As I edited a Q&A feature with Sophfronia Scott ahead of its appearance in the October 2017 issue of THE PRACTICING WRITER, I realized that Sophfronia’s responses were overflowing with important information. I requested her permission to transfer one particularly interesting piece of our e-mail exchange to this bonus/”teaser” material. She graciously agreed.

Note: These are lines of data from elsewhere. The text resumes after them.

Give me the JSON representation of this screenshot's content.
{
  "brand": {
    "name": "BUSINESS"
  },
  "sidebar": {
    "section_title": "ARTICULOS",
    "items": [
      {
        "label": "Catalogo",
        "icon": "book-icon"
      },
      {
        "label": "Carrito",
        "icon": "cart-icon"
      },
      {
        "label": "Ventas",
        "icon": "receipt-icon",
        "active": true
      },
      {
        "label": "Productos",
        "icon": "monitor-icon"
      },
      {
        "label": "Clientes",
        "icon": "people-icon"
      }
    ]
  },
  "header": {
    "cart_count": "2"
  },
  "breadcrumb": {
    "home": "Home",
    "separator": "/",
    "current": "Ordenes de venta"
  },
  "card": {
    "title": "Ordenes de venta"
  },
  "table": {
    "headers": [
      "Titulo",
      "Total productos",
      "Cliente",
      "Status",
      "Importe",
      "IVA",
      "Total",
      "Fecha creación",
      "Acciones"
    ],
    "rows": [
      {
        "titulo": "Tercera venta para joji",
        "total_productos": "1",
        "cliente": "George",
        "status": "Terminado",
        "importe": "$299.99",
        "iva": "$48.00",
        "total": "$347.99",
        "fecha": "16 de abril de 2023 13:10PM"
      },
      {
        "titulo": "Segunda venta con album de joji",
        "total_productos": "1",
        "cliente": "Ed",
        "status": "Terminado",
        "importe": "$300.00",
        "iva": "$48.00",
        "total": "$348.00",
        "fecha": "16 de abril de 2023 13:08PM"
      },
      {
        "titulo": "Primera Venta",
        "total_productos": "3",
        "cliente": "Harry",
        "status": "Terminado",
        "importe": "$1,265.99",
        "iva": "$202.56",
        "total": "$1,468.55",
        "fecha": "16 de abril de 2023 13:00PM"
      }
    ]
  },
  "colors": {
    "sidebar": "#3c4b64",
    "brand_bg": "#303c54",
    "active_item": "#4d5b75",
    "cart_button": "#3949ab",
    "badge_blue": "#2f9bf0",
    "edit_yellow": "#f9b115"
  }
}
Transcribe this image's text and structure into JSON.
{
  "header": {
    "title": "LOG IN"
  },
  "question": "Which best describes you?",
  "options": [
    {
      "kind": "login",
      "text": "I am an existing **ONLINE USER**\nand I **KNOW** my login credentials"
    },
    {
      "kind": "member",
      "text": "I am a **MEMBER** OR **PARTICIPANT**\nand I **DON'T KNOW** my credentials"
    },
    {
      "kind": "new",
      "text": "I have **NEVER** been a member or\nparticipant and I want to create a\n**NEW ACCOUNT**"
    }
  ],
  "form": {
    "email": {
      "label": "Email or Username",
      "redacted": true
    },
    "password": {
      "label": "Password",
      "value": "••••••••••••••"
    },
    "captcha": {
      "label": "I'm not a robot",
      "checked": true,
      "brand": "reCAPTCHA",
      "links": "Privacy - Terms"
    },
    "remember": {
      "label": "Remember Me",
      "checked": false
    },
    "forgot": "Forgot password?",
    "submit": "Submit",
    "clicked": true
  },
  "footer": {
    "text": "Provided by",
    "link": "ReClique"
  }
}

Erika Dreifus (ED): Having recently returned from a writing conference where the topic of the challenges of working on novels in conferences and MFA programs came up several times, I was intrigued to see, in the acknowledgments to your new novel UNFORGIVABLE LOVE, the following: “I wrote this book while an MFA student at the Vermont College of Fine Arts (VCFA) in Montpelier. I’m grateful to Ellen Lesser, the advisor who worked with me when I generated the first draft, and Bret Lott, who oversaw/edited the revisions leading to the manuscript I eventually submitted to [agent] Brettne [Bloom]. Mary Ruefle, Clint McCown, and Martha Southgate read excerpts in workshop and provided insightful feedback.” UNFORGIVABLE LOVE thus seems to me an example of a real success story for the idea of writing a novel—and, at about 500 pages, a fairly long one!—as an MFA student. Please us a bit about what worked so well—how might programs/instructors make novel-writing more positive/successful in these settings.
Sophfronia Scott (SS): It’s interesting that you wonder how programs/instructors could make novel-writing more positive/successful in these settings because I believe it all starts with the student. I think too many students enter programs with a 400-page manuscript in hand and think they’re just going to spend their time editing and revising this book they’ve already written. Often the student is so wedded to what’s already on the page that they’re reluctant to do anything differently and the instructor is at a loss because if the book is flawed structurally it’s hard to figure out how to begin to fix this huge thing. An MFA program is about learning—a student has to be open to figuring out what they need to learn and allowing the space for the instructor to help. With that in mind, I think it’s so much better to start a novel during a program.
I had one or two chapters of UNFORGIVABLE LOVE written when I started the program but I didn’t work on it right away. I spent a semester writing short stories because I wanted to focus on the various aspects of storytelling and stretch my creative muscles by coming up with different characters and learning my strengths and weaknesses in building narrative. In my second semester I was ready to work on the novel. I explained to Ellen Lesser what I was doing and how I really wasn’t sure of the best way to tell my story in novel form. We both understood I would be learning as I wrote, which is a great space to be in.
I just began writing and sending her the pages. Right away she noted my third-person voice was muddy and how I didn’t have a grasp on the difference between close third person and true omniscience. She had me read certain novels and I wrote craft papers about POV and this helped me to understand this craft piece and to make a clearer decision for my novel. Our process continued in this way, with her helping me study and work on key craft elements for the book (creating the atmosphere of the time, character development, dialogue) even as I built it. By the end of the semester I had a skeletal, but serviceable first draft.
Then I had to put it aside for a year! I was a dual-genre student and I spent the next two semesters studying creative nonfiction. I wrote and revised the novel a little (I did a lot of work on the North Carolina chapters during this time) but I mainly worked on writing essays. When I came back to the novel Bret Lott helped me assess where I was with the manuscript—what was missing (a lot!) and what needed revising. I just dove in and we went from there. Bret’s input was especially helpful in making sure I represented the physical space in the book, to make sure the reader could feel the movement through rooms and sense the characters as physical presences, not disembodied voices represented solely by the dialogue.
When it was time for workshop I was very specific about what I chose to submit. I went in with questions—problems I needed help on. The first time I chose an early chapter because I wanted to see how my characters came across when first encountered by the reader. The second time I chose a chapter that had a lot going on: flashback, description, interior dialogue. Was it too much? Did it work?
The excerpts I chose didn’t rely on knowing the whole story so that probably made it easier to read and comment on. I received helpful suggestions in both workshops and even, after the first one, spent several weeks on a new chapter that I ended up scrapping. Does that mean the chapter and workshop feedback failed? No, because I learned a lot in writing that chapter and that learning definitely helped my decision making as I continued to work on the book.
Bottom line? I allowed the novel to be part of my MFA learning process, not a previous creation that I expected someone to help me fix.
Look for the full Q&A with Sophfronia Scott in the newsletter issue that will go out at the beginning of October!